Data to use START
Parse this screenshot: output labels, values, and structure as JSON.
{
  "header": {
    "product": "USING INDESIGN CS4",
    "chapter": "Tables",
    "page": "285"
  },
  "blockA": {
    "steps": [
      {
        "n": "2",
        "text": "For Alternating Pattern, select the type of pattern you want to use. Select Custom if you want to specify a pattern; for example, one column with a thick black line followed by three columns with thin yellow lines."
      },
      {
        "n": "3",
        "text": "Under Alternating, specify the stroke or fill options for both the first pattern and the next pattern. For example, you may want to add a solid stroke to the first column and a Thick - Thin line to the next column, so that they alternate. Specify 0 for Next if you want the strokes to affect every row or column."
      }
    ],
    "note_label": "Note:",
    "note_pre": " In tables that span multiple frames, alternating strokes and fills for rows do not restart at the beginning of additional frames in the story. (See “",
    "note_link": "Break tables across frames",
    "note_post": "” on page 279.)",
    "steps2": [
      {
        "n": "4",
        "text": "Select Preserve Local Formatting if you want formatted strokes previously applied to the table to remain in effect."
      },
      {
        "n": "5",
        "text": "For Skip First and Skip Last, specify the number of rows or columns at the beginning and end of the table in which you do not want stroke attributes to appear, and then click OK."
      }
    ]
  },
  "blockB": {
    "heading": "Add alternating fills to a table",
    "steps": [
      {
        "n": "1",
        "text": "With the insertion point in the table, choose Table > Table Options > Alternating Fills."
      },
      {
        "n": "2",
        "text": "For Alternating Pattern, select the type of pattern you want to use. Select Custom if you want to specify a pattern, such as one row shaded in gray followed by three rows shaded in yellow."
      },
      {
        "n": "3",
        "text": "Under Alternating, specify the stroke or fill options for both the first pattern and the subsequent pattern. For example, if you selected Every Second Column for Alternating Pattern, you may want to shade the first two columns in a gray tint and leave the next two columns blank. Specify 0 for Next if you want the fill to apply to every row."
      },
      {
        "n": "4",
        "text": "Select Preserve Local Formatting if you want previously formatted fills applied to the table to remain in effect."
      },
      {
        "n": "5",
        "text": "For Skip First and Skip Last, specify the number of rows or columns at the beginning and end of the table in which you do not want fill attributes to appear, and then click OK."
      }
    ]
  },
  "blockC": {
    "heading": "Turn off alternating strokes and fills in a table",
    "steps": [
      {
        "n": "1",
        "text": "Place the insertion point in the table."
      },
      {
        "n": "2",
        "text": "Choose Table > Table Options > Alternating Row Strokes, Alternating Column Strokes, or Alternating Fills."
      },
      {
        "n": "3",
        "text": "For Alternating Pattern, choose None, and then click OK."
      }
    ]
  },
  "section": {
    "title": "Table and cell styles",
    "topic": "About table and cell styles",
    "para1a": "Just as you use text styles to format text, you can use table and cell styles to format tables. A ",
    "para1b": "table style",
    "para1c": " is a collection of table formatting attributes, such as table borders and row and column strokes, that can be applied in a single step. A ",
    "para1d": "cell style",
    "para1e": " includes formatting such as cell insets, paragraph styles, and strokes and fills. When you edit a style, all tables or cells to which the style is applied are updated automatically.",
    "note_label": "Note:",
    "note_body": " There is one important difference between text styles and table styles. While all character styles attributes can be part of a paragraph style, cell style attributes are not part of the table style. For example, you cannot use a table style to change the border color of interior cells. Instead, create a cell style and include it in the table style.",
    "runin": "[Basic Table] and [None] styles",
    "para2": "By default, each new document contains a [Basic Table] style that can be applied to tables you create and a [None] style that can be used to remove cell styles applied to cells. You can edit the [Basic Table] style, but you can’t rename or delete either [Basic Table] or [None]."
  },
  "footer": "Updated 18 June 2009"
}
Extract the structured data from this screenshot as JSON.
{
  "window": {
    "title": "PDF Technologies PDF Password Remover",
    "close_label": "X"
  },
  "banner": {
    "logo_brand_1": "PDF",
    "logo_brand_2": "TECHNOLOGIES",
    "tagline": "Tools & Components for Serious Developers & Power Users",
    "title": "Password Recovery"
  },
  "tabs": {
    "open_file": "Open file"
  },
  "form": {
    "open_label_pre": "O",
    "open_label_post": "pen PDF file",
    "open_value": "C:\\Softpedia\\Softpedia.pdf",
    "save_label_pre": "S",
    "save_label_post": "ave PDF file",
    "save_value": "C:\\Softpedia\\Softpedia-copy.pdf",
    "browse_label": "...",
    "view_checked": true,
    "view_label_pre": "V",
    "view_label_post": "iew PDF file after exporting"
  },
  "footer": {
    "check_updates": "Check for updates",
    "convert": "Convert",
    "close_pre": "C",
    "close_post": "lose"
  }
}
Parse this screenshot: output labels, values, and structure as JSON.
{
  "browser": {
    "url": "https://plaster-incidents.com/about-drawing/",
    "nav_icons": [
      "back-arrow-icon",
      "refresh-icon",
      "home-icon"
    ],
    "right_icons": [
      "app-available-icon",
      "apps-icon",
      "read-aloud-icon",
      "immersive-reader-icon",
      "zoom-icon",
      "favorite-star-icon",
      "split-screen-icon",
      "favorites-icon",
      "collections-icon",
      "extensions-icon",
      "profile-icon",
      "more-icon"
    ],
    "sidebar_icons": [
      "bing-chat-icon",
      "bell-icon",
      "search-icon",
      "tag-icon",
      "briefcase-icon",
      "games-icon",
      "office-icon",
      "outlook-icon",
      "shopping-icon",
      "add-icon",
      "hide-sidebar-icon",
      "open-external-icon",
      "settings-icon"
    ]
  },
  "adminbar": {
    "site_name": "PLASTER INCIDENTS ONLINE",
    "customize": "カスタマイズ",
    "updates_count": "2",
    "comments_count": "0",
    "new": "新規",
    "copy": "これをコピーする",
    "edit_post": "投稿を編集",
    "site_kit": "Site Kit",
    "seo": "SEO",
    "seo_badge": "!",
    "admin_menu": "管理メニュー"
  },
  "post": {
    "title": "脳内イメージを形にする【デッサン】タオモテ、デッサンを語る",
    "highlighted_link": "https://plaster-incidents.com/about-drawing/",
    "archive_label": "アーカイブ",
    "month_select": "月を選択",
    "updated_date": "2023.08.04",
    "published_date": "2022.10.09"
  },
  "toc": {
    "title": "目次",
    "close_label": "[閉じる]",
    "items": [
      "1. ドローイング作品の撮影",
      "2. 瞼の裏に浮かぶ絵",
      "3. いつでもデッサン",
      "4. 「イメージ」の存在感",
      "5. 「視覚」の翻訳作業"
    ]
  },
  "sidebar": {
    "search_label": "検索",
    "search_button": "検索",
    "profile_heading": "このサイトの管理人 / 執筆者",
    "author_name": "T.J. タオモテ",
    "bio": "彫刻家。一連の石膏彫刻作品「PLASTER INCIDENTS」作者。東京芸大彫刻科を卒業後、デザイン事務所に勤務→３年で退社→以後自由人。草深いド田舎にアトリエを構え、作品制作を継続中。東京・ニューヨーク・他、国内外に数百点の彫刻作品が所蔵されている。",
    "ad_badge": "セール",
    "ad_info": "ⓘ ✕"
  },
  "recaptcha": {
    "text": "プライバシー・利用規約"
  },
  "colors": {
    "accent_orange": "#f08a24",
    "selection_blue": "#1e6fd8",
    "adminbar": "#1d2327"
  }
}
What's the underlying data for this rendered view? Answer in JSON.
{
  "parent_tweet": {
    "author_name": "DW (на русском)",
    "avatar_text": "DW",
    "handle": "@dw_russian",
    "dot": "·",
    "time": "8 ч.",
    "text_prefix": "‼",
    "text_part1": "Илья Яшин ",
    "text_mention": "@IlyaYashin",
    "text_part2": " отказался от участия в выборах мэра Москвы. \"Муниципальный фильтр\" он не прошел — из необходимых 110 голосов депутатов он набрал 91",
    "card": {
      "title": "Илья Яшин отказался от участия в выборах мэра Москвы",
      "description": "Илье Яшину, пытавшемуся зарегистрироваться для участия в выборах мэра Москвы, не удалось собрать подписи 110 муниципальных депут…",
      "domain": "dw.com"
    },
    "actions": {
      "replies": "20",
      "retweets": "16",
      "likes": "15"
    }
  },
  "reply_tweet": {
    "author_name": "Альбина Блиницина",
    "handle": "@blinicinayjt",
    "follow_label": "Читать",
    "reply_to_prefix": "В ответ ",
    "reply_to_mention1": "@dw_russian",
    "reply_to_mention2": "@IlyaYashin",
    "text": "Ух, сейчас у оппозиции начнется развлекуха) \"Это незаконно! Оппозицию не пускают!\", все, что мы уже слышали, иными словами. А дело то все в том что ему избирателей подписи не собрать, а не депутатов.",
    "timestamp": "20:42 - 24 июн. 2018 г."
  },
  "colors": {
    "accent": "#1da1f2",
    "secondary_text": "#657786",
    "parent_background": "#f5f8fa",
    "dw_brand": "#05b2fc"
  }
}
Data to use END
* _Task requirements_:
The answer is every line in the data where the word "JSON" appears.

* _Answer space_:
Parse this screenshot: output labels, values, and structure as JSON.
Extract the structured data from this screenshot as JSON.
Parse this screenshot: output labels, values, and structure as JSON.
What's the underlying data for this rendered view? Answer in JSON.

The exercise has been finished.